Revenue + Capital
How will you and your co-founder(s) support yourselves until your company has revenue and capital? If you plan on raising money for your idea, keep in mind that the fundraising process could take 1-3 months.
You’re likely to have many sleepless or low sleep nights before and after you launch. Being a CEO or CTO is not a 9-5 job, it’s a 24/7 job. Sometimes you won’t be able to sleep because you’re brainstorming, other times you will be woken up by a server crashing. Your sleeping patterns will start to feel like a roller coaster ride. Make sure your mind and body can handle this type of lifestyle.
Being a Leader + Mentor
Have you previously held a leadership position as a manager of employees or interns? If your idea takes off and you receive funding and/or early revenue, you might be scaling your team quicker than you thought. You will be responsible for managing senior executives that manage junior employees. Your team, especially your youngest employees, will look to you as mentor.
Hiring + Firing Employees
If you answered yes to the last question, have you ever hired or fired an employee or intern? You will be responsible for recruiting top talent, especially during the early stages of your company. You might even have to fire an employee (or your co-founder) down the line. Sometimes you’ll hire someone and discover later that they’re not the right culture or skill-set fit. At the end of the day you have to decide what’s best for the future of your company.
You will be establishing what the most important projects your team should be working on. There will be constant shifts in priorities and deadlines based on your product roadmap and the needs of your users. Make sure you can sense when there is a need for a shift in priorities and communicate that to your team so everyone is on the same page.
Workflow + Productivity
Are you comfortable not knowing what’s coming tomorrow and the week after? There will undoubtedly be new challenges that pop-up everyday such as team disputes, a server crashing, a user issue to take care of, bugs to fix, or a client needing troubleshooting help. It will be your job to put out these fires while keeping the rest of your team focused and calm under pressure.
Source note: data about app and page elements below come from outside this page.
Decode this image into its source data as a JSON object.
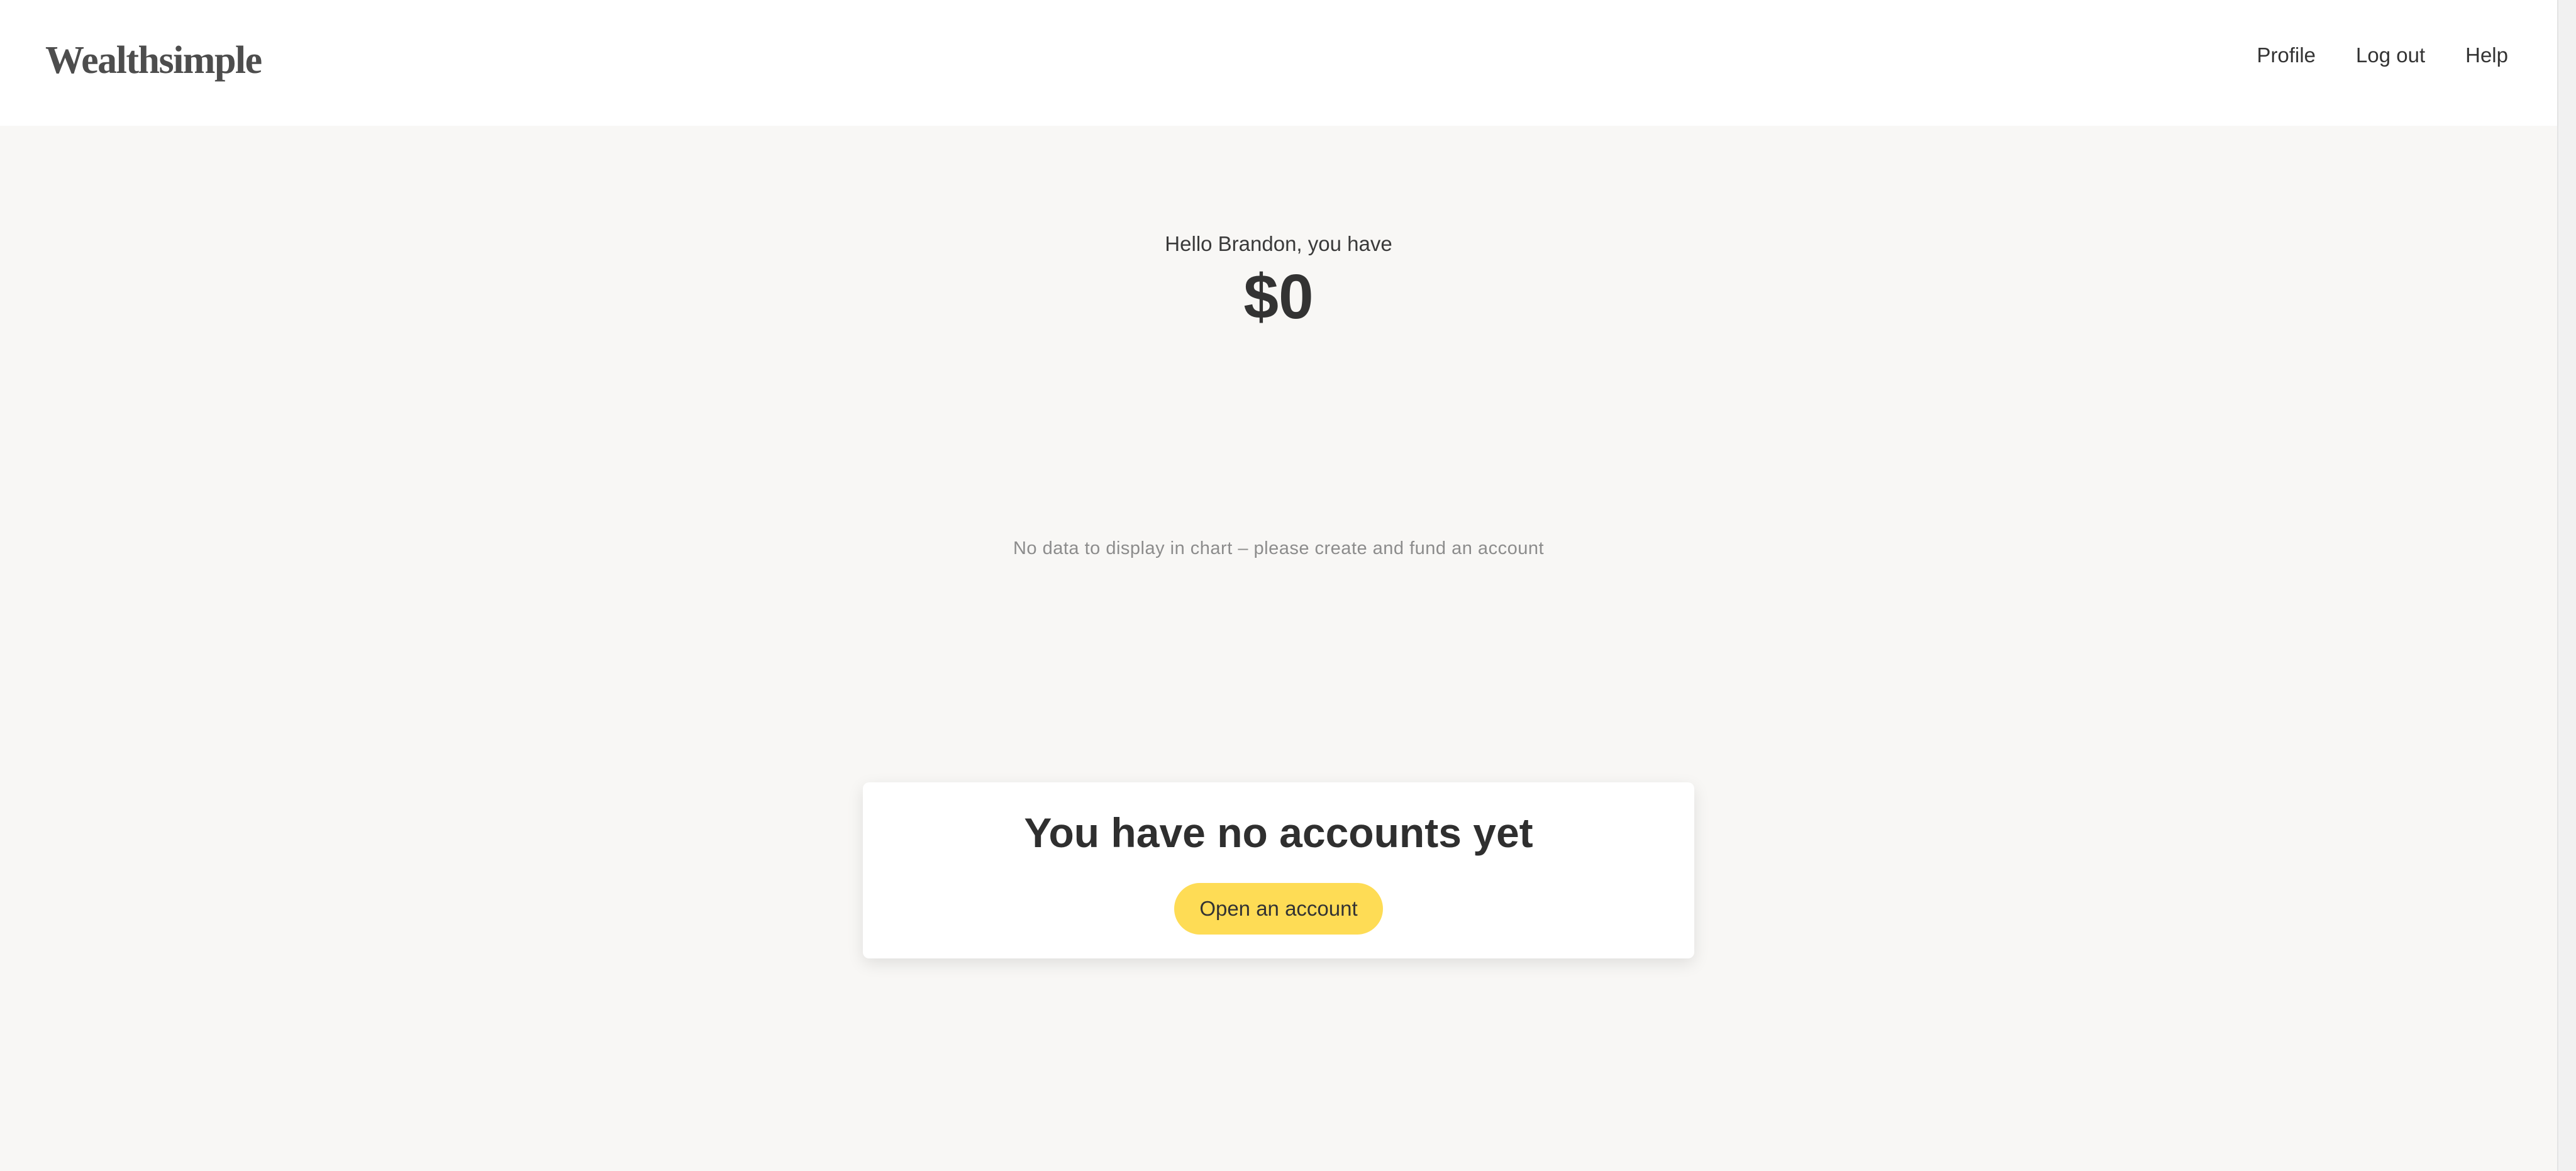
{
  "header": {
    "logo_text": "Wealthsimple",
    "nav": [
      {
        "label": "Profile"
      },
      {
        "label": "Log out"
      },
      {
        "label": "Help"
      }
    ]
  },
  "summary": {
    "greeting": "Hello Brandon, you have",
    "balance": "$0"
  },
  "chart": {
    "empty_message": "No data to display in chart – please create and fund an account"
  },
  "accounts_card": {
    "title": "You have no accounts yet",
    "button_label": "Open an account"
  },
  "colors": {
    "background": "#f8f7f5",
    "header_background": "#ffffff",
    "accent_button": "#fedc55",
    "text_primary": "#333333",
    "text_muted": "#8c8c8c"
  }
}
While there will be numerous challenges and “fires” to take care of, there will also be rewarding challenges, such as learning to code and picking which logo design to use for your company’s identity. You must be open to learning something new tomorrow about yourself, your team, users, product, ecosystem, etc.
Business Development + Sales
Are you skilled at selling people on ideas and products they didn’t know they need until they meet you? You will be responsible for crafting strategic partnership proposals and leading meetings with potential clients and investors. This skill-set will also come in handy when you’re recruiting and communicating your company’s story and vision to potential hires.
Making Mistakes + Learning From Them
Everyone makes mistakes. It’s all about how you fix them and the lessons you take away from the challenge. You won’t have time to dwell on your mistakes because by the time you’re done fixing one there will be something else to take care of.
There will be numerous times when you have to get up in front of a crowd to talk about your company. This might be at meetups and conferences, and pitching potential investors, advertisers and customers. You must be comfortable presenting your ideas and vision to small and large groups of people.
Not everyone is going to like your idea. You will receive feedback from multiple perspectives via your friends, family, users, clients, investors and journalists. It will be your job along with your product team to synthesize and prioritize which ideas to implement. My advice is to gage feedback based on the domain expertise of the person giving you feedback. Your mother may not know anything about your market but the potential investor who is a veteran of your space does.